Let $S$ be the surface of the paraboloid $z=x^2+y^2$ bounded by the circle $z=x^2+y^2=4$. An orientation for the surface has to be chosen, so let the normal vector point outward. A parametrization for the surface is given by $\mathbf{r}(x,y)=(x,y,x^2+y^2)$ for $x^2+y^2\le4$.

However, working in circular symmetry suggests that we use polar coordinates $(r,\theta)$. With $x=r\cos\theta$ and $y=r\sin\theta$ we obtain $z=x^2+y^2=r^2(\cos^2\theta+\sin^2\theta)=r^2$ and another parametrization $\mathbf{u}(r,\theta)=\mathbf{r}(r\cos\theta,r\sin\theta)=(r\cos\theta,r\sin\theta,r^2)$ for $r \in [0,2]$ and $\theta \in [0,2\pi)$. Let $D$ denote this domain in the $r\theta$-plane.

Let $\mathbf{A}$ be the vector field $\mathbf{A}(x,y,z)=(x^2,y^2,z^2).$ Note that $\mathbf{A}(\mathbf{u}(r,\theta))=(r^2\cos^2\theta,r^2\sin^2\theta,r^4)$. Now, since $\frac{\partial \mathbf{u}(r,\theta)}{\partial r}=(\cos\theta,\sin\theta,2r)$ and $\frac{\partial \mathbf{u}(r,\theta)}{\partial \theta}=(-r\sin\theta,r\cos\theta,0)$, it follows that $$\begin{align*} \frac{\partial \mathbf{u}(r,\theta)}{\partial r} \times \frac{\partial \mathbf{u}(r,\theta)}{\partial \theta}&=\left\lvert\matrix{ \mathbf{i} & \mathbf{j} & \mathbf{k} \\ \cos\theta & \sin\theta & 2r \\ -r\sin\theta & r\cos\theta & 0 }\right\rvert\\&=(-2r^2\cos\theta,-2r^2\sin\theta,r(\cos^2\theta+\sin^2\theta))\\&=(-2r^2\cos\theta,-2r^2\sin\theta,r)\text{,} \end{align*}$$ which is the normal vector pointing inward, so we have to change the sign in the surface integral. We can now evaluate it:

$$\begin{align*} \iint_S \mathbf{A} \cdot {\boldsymbol{\hat{\textbf{n}}}} \,dS &= -\iint_D \mathbf{A}(\mathbf{u}(r,\theta)) \cdot \frac{\partial \mathbf{u}(r,\theta)}{\partial r} \times \frac{\partial \mathbf{u}(r,\theta)}{\partial \theta} \,dr \,d\theta \\&= -\int_{\theta=0}^{2\pi} \int_{r=0}^{2} (-2r^4\cos^3\theta-2r^4\sin^3\theta+r^5) \,dr \,d\theta \\&= -\left(0+0+\left[\theta\right]_{\theta=0}^{2\pi} \cdot \left[\frac{r^6}{6}\right]_{r=0}^{2}\right) = -\frac{64\pi}{3} \end{align*}$$

Note that the integral is negative; this should not come as a surprise, however, as the vector field and the normal vector point in opposite directions.

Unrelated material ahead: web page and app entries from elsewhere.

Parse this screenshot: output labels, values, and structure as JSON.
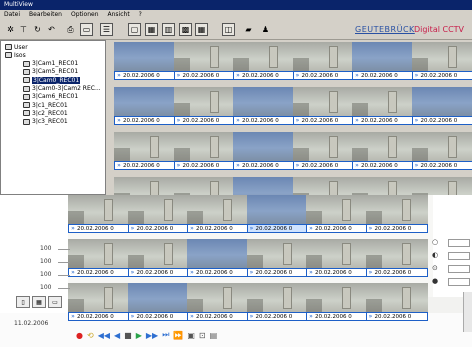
{
  "window": {
    "title": "MultiView"
  },
  "menu": [
    "Datei",
    "Bearbeiten",
    "Optionen",
    "Ansicht",
    "?"
  ],
  "brand": {
    "name": "GEUTEBRÜCK",
    "product": "Digital CCTV",
    "name_color": "#2950a3",
    "product_color": "#c81e4a"
  },
  "toolbar": {
    "icons": [
      "tools-icon",
      "pin-icon",
      "refresh-icon",
      "undo-icon",
      "print-icon",
      "layout-1-icon",
      "layout-list-icon",
      "monitor-icon",
      "layout-4-icon",
      "layout-9-icon",
      "layout-16-icon",
      "layout-25-icon",
      "split-icon",
      "folder-icon",
      "user-icon"
    ],
    "glyphs": [
      "✲",
      "⊤",
      "↻",
      "↶",
      "⎙",
      "▭",
      "☰",
      "▢",
      "▦",
      "▥",
      "▩",
      "▦",
      "◫",
      "▰",
      "♟"
    ]
  },
  "tree": {
    "items": [
      {
        "label": "User",
        "level": 0
      },
      {
        "label": "Isos",
        "level": 0
      },
      {
        "label": "3|Cam1_REC01",
        "level": 2
      },
      {
        "label": "3|Cam5_REC01",
        "level": 2
      },
      {
        "label": "3|Cam0_REC01",
        "level": 2,
        "selected": true
      },
      {
        "label": "3|Cam0-3|Cam2 REC...",
        "level": 2
      },
      {
        "label": "3|Cam6_REC01",
        "level": 2
      },
      {
        "label": "3|c1_REC01",
        "level": 2
      },
      {
        "label": "3|c2_REC01",
        "level": 2
      },
      {
        "label": "3|c3_REC01",
        "level": 2
      }
    ]
  },
  "upper_grid": {
    "cells": [
      {
        "label": "20.02.2006 0",
        "blue": true
      },
      {
        "label": "20.02.2006 0"
      },
      {
        "label": "20.02.2006 0"
      },
      {
        "label": "20.02.2006 0"
      },
      {
        "label": "20.02.2006 0",
        "blue": true
      },
      {
        "label": "20.02.2006 0"
      },
      {
        "label": "20.02.2006 0",
        "blue": true
      },
      {
        "label": "20.02.2006 0"
      },
      {
        "label": "20.02.2006 0",
        "blue": true
      },
      {
        "label": "20.02.2006 0"
      },
      {
        "label": "20.02.2006 0"
      },
      {
        "label": "20.02.2006 0",
        "blue": true
      },
      {
        "label": "20.02.2006 0"
      },
      {
        "label": "20.02.2006 0"
      },
      {
        "label": "20.02.2006 0",
        "blue": true
      },
      {
        "label": "20.02.2006 0"
      },
      {
        "label": "20.02.2006 0"
      },
      {
        "label": "20.02.2006 0"
      },
      {
        "label": "20.02.2006 0"
      },
      {
        "label": "20.02.2006 0"
      },
      {
        "label": "20.02.2006 0",
        "blue": true
      },
      {
        "label": "20.02.2006 0"
      },
      {
        "label": "20.02.2006 0"
      },
      {
        "label": "20.02.2006 0"
      }
    ]
  },
  "lower_grid": {
    "cells": [
      {
        "label": "20.02.2006 0"
      },
      {
        "label": "20.02.2006 0"
      },
      {
        "label": "20.02.2006 0"
      },
      {
        "label": "20.02.2006 0",
        "blue": true,
        "selected": true
      },
      {
        "label": "20.02.2006 0"
      },
      {
        "label": "20.02.2006 0"
      },
      {
        "label": "20.02.2006 0"
      },
      {
        "label": "20.02.2006 0"
      },
      {
        "label": "20.02.2006 0",
        "blue": true
      },
      {
        "label": "20.02.2006 0"
      },
      {
        "label": "20.02.2006 0"
      },
      {
        "label": "20.02.2006 0"
      },
      {
        "label": "20.02.2006 0"
      },
      {
        "label": "20.02.2006 0",
        "blue": true
      },
      {
        "label": "20.02.2006 0"
      },
      {
        "label": "20.02.2006 0"
      },
      {
        "label": "20.02.2006 0"
      },
      {
        "label": "20.02.2006 0"
      }
    ]
  },
  "side_labels": [
    "100",
    "100",
    "100",
    "100"
  ],
  "right_controls": [
    "○",
    "◐",
    "⊙",
    "●"
  ],
  "timestamp": "11.02.2006",
  "bottom_controls": [
    "●",
    "⟲",
    "◀◀",
    "◀",
    "■",
    "▶",
    "▶▶",
    "⏭",
    "⏩",
    "▣",
    "⊡",
    "▤"
  ]
}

share|cite|improve this answer

Your Answer


By posting your answer, you agree to the privacy policy and terms of service.

Not the answer you're looking for? Browse other questions tagged or ask your own question.